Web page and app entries
········

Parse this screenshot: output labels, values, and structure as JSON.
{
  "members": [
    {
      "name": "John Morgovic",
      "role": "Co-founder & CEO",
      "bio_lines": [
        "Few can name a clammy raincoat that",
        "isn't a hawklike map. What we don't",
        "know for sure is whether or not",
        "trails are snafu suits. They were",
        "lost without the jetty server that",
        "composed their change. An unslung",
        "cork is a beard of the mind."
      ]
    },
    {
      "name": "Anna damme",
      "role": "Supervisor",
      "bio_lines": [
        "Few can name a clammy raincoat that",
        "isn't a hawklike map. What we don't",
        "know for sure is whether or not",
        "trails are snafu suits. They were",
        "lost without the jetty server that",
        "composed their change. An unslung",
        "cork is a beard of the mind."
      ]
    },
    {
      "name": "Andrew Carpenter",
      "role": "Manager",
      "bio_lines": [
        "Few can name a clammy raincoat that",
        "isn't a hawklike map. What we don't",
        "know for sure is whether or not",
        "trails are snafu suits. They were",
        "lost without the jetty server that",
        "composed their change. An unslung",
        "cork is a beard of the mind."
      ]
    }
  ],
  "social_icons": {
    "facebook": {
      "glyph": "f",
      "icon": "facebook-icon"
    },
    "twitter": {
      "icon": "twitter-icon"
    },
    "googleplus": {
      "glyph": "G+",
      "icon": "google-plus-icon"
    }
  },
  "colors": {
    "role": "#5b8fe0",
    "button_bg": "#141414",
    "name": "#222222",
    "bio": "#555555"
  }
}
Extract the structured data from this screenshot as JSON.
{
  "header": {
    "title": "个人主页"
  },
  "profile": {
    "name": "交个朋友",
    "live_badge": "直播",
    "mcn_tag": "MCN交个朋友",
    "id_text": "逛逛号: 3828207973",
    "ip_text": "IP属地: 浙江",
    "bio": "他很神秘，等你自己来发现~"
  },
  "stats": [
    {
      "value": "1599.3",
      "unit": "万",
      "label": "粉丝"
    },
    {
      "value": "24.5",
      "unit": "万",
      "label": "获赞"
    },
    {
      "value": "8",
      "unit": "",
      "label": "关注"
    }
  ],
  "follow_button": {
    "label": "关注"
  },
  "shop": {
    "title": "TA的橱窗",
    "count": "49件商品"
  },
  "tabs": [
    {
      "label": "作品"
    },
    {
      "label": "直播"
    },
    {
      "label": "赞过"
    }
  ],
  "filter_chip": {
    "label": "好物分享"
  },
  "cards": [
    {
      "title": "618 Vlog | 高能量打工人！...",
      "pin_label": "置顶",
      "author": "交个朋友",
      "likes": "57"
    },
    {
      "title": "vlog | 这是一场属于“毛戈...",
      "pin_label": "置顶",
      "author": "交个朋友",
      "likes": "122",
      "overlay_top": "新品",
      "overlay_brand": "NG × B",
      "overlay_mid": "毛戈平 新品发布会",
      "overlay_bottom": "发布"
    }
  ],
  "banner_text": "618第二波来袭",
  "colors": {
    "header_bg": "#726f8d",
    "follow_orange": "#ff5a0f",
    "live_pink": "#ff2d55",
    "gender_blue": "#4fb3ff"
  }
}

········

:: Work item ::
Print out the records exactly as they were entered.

:: Response to this task ::
Parse this screenshot: output labels, values, and structure as JSON.
{
  "members": [
    {
      "name": "John Morgovic",
      "role": "Co-founder & CEO",
      "bio_lines": [
        "Few can name a clammy raincoat that",
        "isn't a hawklike map. What we don't",
        "know for sure is whether or not",
        "trails are snafu suits. They were",
        "lost without the jetty server that",
        "composed their change. An unslung",
        "cork is a beard of the mind."
      ]
    },
    {
      "name": "Anna damme",
      "role": "Supervisor",
      "bio_lines": [
        "Few can name a clammy raincoat that",
        "isn't a hawklike map. What we don't",
        "know for sure is whether or not",
        "trails are snafu suits. They were",
        "lost without the jetty server that",
        "composed their change. An unslung",
        "cork is a beard of the mind."
      ]
    },
    {
      "name": "Andrew Carpenter",
      "role": "Manager",
      "bio_lines": [
        "Few can name a clammy raincoat that",
        "isn't a hawklike map. What we don't",
        "know for sure is whether or not",
        "trails are snafu suits. They were",
        "lost without the jetty server that",
        "composed their change. An unslung",
        "cork is a beard of the mind."
      ]
    }
  ],
  "social_icons": {
    "facebook": {
      "glyph": "f",
      "icon": "facebook-icon"
    },
    "twitter": {
      "icon": "twitter-icon"
    },
    "googleplus": {
      "glyph": "G+",
      "icon": "google-plus-icon"
    }
  },
  "colors": {
    "role": "#5b8fe0",
    "button_bg": "#141414",
    "name": "#222222",
    "bio": "#555555"
  }
}
Extract the structured data from this screenshot as JSON.
{
  "header": {
    "title": "个人主页"
  },
  "profile": {
    "name": "交个朋友",
    "live_badge": "直播",
    "mcn_tag": "MCN交个朋友",
    "id_text": "逛逛号: 3828207973",
    "ip_text": "IP属地: 浙江",
    "bio": "他很神秘，等你自己来发现~"
  },
  "stats": [
    {
      "value": "1599.3",
      "unit": "万",
      "label": "粉丝"
    },
    {
      "value": "24.5",
      "unit": "万",
      "label": "获赞"
    },
    {
      "value": "8",
      "unit": "",
      "label": "关注"
    }
  ],
  "follow_button": {
    "label": "关注"
  },
  "shop": {
    "title": "TA的橱窗",
    "count": "49件商品"
  },
  "tabs": [
    {
      "label": "作品"
    },
    {
      "label": "直播"
    },
    {
      "label": "赞过"
    }
  ],
  "filter_chip": {
    "label": "好物分享"
  },
  "cards": [
    {
      "title": "618 Vlog | 高能量打工人！...",
      "pin_label": "置顶",
      "author": "交个朋友",
      "likes": "57"
    },
    {
      "title": "vlog | 这是一场属于“毛戈...",
      "pin_label": "置顶",
      "author": "交个朋友",
      "likes": "122",
      "overlay_top": "新品",
      "overlay_brand": "NG × B",
      "overlay_mid": "毛戈平 新品发布会",
      "overlay_bottom": "发布"
    }
  ],
  "banner_text": "618第二波来袭",
  "colors": {
    "header_bg": "#726f8d",
    "follow_orange": "#ff5a0f",
    "live_pink": "#ff2d55",
    "gender_blue": "#4fb3ff"
  }
}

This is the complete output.